Of course, there are enormous anxieties in segments of the US population around the post-1965 wave of immigration, half of which has been Latino, and which is enormous–typically a million persons have come in legally every year since then. I think ‘Arab’ and ‘Islam’ as categories are often used to symbolize those anxieties about the advent of Africans, Asians and others as major new ethnicities. I.e. ‘Islam’ is to the early 21st century what “Nihilism” or socialism was to the early 20th century, when there were all those anxieties about Italians and Jews. It was therefore foreseeable that Obama’s opponents would attempt to blunt the appeal of his metro-racialism by attempting to raise anxieties about any Muslim connection. But I think Obama’s potential symbology as the candidate of the new, post-1965 American multiculturalism is why the Latinos will very likely swing behind him. If he can get 70% of the Latino vote, I think McCain loses.
In fact, it is obvious that older voters who came of age before the 1965 Immigration Act, before the new multicultural America, often don’t get it. They, and rural southern whites who have a binary view of race because of how they produced and reproduced race in their local politics. And then apparently the New York Times is the other segment of society that doesn’t get it. That one, I don’t quite understand.
I think it is more significant that Obama is the first major party candidate for president who got where he is through the current iteration of the World Wide Web, which includes the blogging world, distributed information networks, social networking, and video sites such as YouTube (i.e. Web 2.0). That is, the Iowa breakthrough was iconic of Obama’s success, because youth, progressivism, metro-racialism and independent politics are all tightly interwoven with Web 2.0.
Ironically, Bill Clinton’s campaign in 1992 was the first to use email extensively to shape the news cycle and contact supporters, but Hillary Clinton’s people did not seem as good (or maybe as interested) in being on the vanguard of communications technology.

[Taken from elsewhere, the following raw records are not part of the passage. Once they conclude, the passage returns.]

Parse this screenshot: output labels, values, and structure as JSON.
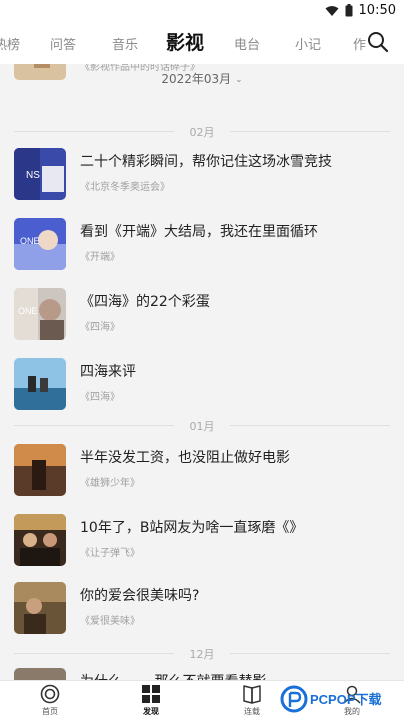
{
  "status_bar": {
    "time": "10:50"
  },
  "tabs": [
    {
      "label": "热榜"
    },
    {
      "label": "问答"
    },
    {
      "label": "音乐"
    },
    {
      "label": "影视"
    },
    {
      "label": "电台"
    },
    {
      "label": "小记"
    },
    {
      "label": "作"
    }
  ],
  "active_tab": "影视",
  "month_selector": {
    "label": "2022年03月"
  },
  "top_partial_item": {
    "tag": "《影视作品中的时话碎子》"
  },
  "sections": [
    {
      "label": "02月",
      "items": [
        {
          "title": "二十个精彩瞬间，帮你记住这场冰雪竞技",
          "tag": "《北京冬季奥运会》"
        },
        {
          "title": "看到《开端》大结局，我还在里面循环",
          "tag": "《开端》"
        },
        {
          "title": "《四海》的22个彩蛋",
          "tag": "《四海》"
        },
        {
          "title": "四海来评",
          "tag": "《四海》"
        }
      ]
    },
    {
      "label": "01月",
      "items": [
        {
          "title": "半年没发工资，也没阻止做好电影",
          "tag": "《雄狮少年》"
        },
        {
          "title": "10年了，B站网友为啥一直琢磨《》",
          "tag": "《让子弹飞》"
        },
        {
          "title": "你的爱会很美味吗?",
          "tag": "《爱很美味》"
        }
      ]
    },
    {
      "label": "12月",
      "items": [
        {
          "title": "为什么…… 那么不就要看替影…",
          "tag": ""
        }
      ]
    }
  ],
  "bottom_nav": [
    {
      "label": "首页",
      "icon": "home-circle-icon"
    },
    {
      "label": "发现",
      "icon": "grid-icon"
    },
    {
      "label": "连载",
      "icon": "book-icon"
    },
    {
      "label": "我的",
      "icon": "person-icon"
    }
  ],
  "watermark": {
    "text": "PCPOP下载"
  }
}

Among the more important capabilities bestowed by the Web 2.0 has been a new model of grassroots fundraising. American politics had been dominated by rich old cranky white people, because they had the money and they voted. They gave us all those Republican administrations and they shaped the Clinton administration as essentially neo-Eisenhowerism. Obama really does have an opportunity to accomplish some new things in American politics, and to avoid slavish adherence to Lobby politics, precisely because he has a different economic base. People younger than 65, and people for whom certain racial categories are not the most important thing in the world, might finally have a voice. In the past, the promise of the youth vote has always faltered when it comes to the November elections. If people in their 20s, 30s and 40s really want change (and with Iraq, the economy, etc., why would they not?) they have to go on organizing, canvassing, giving and above all voting. It is in your hands, O Generation of Web 2.0.